Exercise prompt
Leaving every picture out, repeat all of the entries below exactly.

========================================================================

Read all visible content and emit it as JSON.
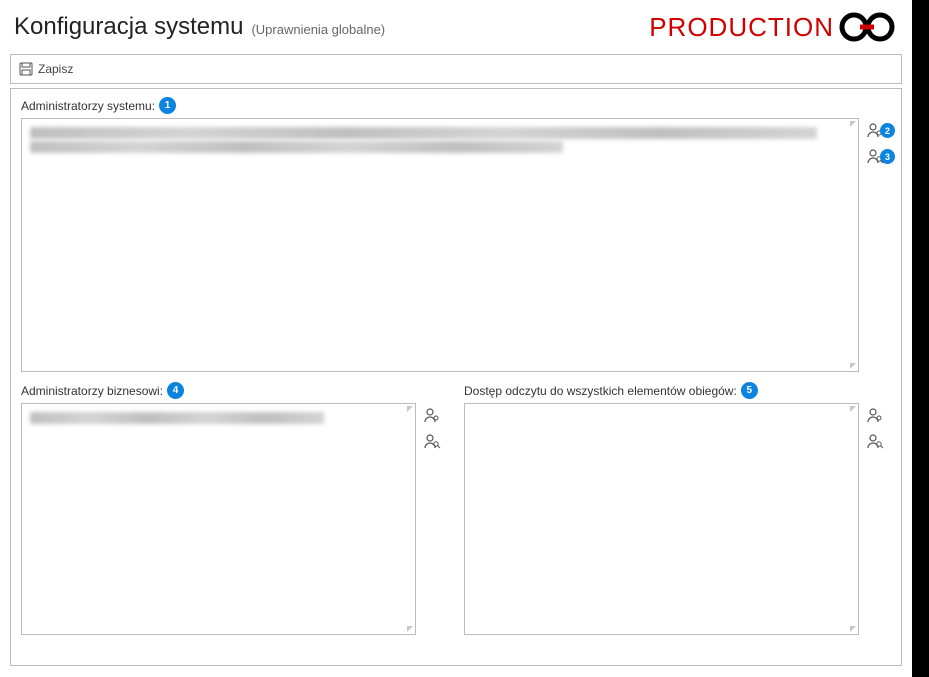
{
  "header": {
    "title": "Konfiguracja systemu",
    "subtitle": "(Uprawnienia globalne)",
    "env_label": "PRODUCTION"
  },
  "toolbar": {
    "save_label": "Zapisz"
  },
  "sections": {
    "sysadmins": {
      "label": "Administratorzy systemu:",
      "badge": "1"
    },
    "bizadmins": {
      "label": "Administratorzy biznesowi:",
      "badge": "4"
    },
    "readall": {
      "label": "Dostęp odczytu do wszystkich elementów obiegów:",
      "badge": "5"
    }
  },
  "side_badges": {
    "top_add": "2",
    "top_search": "3"
  }
}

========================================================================

Your response
Read all visible content and emit it as JSON.
{
  "header": {
    "title": "Konfiguracja systemu",
    "subtitle": "(Uprawnienia globalne)",
    "env_label": "PRODUCTION"
  },
  "toolbar": {
    "save_label": "Zapisz"
  },
  "sections": {
    "sysadmins": {
      "label": "Administratorzy systemu:",
      "badge": "1"
    },
    "bizadmins": {
      "label": "Administratorzy biznesowi:",
      "badge": "4"
    },
    "readall": {
      "label": "Dostęp odczytu do wszystkich elementów obiegów:",
      "badge": "5"
    }
  },
  "side_badges": {
    "top_add": "2",
    "top_search": "3"
  }
}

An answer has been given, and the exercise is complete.